EXERCISE AIM: Gather every line below where "Account" appears.

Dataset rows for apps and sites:
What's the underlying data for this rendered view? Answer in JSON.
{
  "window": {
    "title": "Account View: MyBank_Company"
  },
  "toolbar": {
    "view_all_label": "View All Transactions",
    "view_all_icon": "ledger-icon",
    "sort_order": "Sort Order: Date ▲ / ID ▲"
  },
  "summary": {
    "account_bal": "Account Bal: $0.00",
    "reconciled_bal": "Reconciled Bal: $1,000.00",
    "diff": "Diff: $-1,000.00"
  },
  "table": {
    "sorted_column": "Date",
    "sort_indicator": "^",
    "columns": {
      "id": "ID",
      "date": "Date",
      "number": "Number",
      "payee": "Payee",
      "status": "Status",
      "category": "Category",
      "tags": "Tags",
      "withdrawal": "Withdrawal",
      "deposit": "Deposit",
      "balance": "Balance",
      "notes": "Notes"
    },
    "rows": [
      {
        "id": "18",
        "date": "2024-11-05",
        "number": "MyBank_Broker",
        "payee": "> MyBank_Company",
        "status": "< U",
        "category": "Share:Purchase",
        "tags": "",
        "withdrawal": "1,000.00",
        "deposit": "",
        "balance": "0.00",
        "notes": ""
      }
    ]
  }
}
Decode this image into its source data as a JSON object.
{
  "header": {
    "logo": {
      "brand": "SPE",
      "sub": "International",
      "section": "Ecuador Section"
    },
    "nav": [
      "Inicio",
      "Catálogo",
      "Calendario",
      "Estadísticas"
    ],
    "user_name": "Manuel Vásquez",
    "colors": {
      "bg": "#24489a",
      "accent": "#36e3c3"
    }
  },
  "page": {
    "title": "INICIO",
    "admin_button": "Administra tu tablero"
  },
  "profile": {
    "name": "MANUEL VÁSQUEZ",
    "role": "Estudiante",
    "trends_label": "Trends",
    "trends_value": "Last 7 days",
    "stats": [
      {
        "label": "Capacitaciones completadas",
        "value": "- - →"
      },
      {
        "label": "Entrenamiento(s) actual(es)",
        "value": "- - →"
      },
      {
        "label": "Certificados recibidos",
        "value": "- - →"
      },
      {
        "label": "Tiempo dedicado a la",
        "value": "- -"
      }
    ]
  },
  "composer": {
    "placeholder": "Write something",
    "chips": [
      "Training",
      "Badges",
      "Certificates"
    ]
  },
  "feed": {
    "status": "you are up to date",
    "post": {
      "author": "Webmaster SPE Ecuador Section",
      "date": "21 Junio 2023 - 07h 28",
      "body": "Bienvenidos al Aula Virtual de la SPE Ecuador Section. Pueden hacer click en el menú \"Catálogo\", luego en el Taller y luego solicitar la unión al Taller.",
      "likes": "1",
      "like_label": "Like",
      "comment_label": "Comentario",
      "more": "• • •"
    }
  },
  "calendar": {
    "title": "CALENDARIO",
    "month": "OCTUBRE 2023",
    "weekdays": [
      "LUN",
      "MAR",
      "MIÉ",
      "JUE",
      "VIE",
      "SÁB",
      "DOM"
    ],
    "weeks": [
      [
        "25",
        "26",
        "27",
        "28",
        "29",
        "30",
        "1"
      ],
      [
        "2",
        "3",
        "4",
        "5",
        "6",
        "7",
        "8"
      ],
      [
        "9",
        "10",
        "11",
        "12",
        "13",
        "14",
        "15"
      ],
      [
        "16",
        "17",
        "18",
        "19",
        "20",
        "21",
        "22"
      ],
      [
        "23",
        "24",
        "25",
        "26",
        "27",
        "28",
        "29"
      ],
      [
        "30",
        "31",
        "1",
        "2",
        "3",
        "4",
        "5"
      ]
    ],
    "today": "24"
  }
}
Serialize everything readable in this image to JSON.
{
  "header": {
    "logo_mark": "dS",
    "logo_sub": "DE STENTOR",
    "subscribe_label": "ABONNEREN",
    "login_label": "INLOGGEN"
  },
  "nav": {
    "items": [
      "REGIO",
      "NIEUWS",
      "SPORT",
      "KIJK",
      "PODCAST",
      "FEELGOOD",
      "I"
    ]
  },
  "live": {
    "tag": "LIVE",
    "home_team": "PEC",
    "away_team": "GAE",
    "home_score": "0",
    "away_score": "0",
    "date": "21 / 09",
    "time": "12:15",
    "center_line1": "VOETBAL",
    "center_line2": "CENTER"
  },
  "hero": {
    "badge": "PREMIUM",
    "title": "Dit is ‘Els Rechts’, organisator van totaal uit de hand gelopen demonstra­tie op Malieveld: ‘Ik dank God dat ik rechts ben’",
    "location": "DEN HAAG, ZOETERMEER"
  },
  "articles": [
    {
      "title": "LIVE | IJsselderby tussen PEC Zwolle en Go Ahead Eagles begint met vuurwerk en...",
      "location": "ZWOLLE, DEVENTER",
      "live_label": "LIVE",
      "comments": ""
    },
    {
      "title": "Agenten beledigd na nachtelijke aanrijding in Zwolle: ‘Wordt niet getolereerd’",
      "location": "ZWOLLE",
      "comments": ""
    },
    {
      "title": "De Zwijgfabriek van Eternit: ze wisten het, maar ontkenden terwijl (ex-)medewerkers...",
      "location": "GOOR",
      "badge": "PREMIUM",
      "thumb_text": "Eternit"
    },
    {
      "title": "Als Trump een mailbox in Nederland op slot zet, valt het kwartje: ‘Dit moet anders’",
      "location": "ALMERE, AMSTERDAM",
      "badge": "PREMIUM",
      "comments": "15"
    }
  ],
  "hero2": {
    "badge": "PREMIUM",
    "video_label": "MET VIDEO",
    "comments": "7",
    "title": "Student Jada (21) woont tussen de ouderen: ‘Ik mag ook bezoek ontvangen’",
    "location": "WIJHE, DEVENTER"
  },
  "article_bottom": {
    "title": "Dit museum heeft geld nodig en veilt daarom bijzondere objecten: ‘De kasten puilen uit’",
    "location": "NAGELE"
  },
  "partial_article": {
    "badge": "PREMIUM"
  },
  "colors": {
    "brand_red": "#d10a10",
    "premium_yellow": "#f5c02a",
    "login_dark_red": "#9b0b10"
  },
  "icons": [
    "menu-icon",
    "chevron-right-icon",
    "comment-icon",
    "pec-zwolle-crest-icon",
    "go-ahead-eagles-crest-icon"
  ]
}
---
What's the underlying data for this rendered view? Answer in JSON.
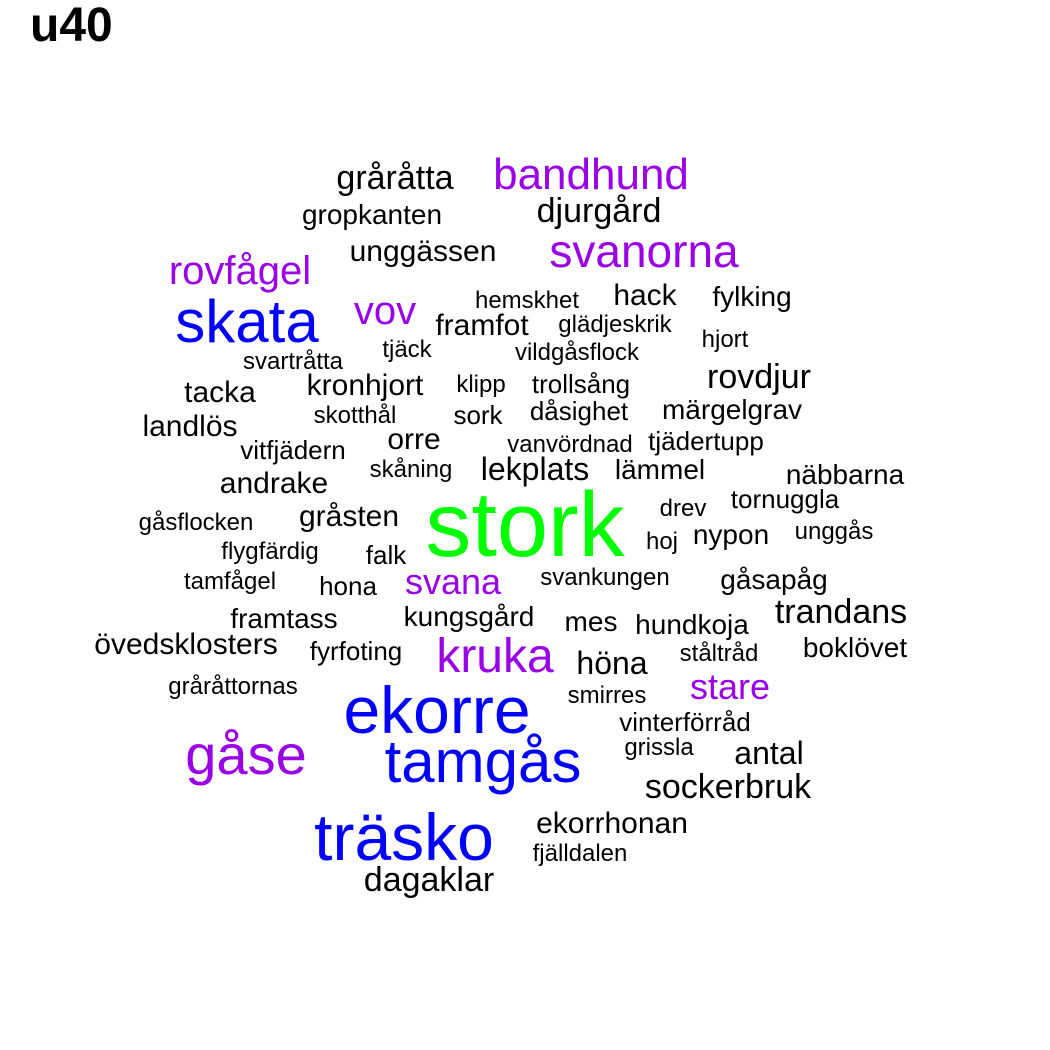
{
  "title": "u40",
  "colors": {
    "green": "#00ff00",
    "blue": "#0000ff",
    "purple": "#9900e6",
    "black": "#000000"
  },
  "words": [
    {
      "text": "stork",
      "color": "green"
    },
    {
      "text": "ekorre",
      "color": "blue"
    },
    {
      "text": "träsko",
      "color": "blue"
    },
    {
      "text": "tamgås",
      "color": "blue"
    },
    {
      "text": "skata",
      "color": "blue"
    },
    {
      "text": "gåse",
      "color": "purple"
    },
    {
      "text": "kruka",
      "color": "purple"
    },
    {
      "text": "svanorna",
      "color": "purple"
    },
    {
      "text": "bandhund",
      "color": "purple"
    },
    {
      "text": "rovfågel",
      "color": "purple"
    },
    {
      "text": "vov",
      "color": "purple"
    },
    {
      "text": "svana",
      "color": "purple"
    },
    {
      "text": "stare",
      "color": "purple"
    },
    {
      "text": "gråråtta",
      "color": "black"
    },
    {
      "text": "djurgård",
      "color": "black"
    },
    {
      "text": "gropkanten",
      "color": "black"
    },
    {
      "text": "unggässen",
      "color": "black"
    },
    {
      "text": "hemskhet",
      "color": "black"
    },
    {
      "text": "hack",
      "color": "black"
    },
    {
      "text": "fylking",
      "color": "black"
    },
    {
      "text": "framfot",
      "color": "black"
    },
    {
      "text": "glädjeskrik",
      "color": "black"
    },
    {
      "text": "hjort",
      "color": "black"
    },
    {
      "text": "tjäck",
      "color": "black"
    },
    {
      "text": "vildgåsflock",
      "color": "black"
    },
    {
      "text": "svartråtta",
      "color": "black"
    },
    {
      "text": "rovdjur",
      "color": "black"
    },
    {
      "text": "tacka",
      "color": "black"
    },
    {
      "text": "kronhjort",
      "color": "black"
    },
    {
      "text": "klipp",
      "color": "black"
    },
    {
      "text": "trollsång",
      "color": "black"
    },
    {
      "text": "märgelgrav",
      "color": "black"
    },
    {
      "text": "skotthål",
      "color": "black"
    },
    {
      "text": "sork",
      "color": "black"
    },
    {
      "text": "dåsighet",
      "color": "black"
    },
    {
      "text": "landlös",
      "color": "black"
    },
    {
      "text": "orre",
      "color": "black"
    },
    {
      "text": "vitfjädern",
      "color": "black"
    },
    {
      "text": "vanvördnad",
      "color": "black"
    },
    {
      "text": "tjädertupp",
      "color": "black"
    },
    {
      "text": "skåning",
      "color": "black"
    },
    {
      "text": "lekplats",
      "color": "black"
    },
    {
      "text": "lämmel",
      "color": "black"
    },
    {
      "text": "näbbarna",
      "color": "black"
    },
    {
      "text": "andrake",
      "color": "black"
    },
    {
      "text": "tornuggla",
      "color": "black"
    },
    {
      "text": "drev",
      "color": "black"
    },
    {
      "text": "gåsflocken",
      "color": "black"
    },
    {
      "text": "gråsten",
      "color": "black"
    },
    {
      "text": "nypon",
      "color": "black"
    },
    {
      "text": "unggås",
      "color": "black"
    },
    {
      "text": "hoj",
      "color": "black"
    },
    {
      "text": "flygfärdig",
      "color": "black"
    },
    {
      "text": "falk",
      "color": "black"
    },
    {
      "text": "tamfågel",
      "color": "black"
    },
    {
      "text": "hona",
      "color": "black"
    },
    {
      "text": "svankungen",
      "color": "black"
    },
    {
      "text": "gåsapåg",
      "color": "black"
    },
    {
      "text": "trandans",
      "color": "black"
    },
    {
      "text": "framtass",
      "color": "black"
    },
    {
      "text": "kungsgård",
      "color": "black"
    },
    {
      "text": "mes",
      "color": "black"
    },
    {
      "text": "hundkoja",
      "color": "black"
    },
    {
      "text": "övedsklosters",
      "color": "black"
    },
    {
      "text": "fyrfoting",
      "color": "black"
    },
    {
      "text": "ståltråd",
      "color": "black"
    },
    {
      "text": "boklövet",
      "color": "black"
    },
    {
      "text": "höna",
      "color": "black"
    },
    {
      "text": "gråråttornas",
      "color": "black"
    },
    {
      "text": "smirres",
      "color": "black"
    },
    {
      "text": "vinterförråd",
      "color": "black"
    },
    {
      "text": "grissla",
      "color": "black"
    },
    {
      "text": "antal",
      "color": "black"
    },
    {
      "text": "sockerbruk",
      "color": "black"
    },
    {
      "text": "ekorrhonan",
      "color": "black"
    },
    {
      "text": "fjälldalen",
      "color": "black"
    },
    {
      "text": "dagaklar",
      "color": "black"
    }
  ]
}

WRITTEN SOLUTION:
    "title": "Account View: MyBank_Company"
    "account_bal": "Account Bal: $0.00",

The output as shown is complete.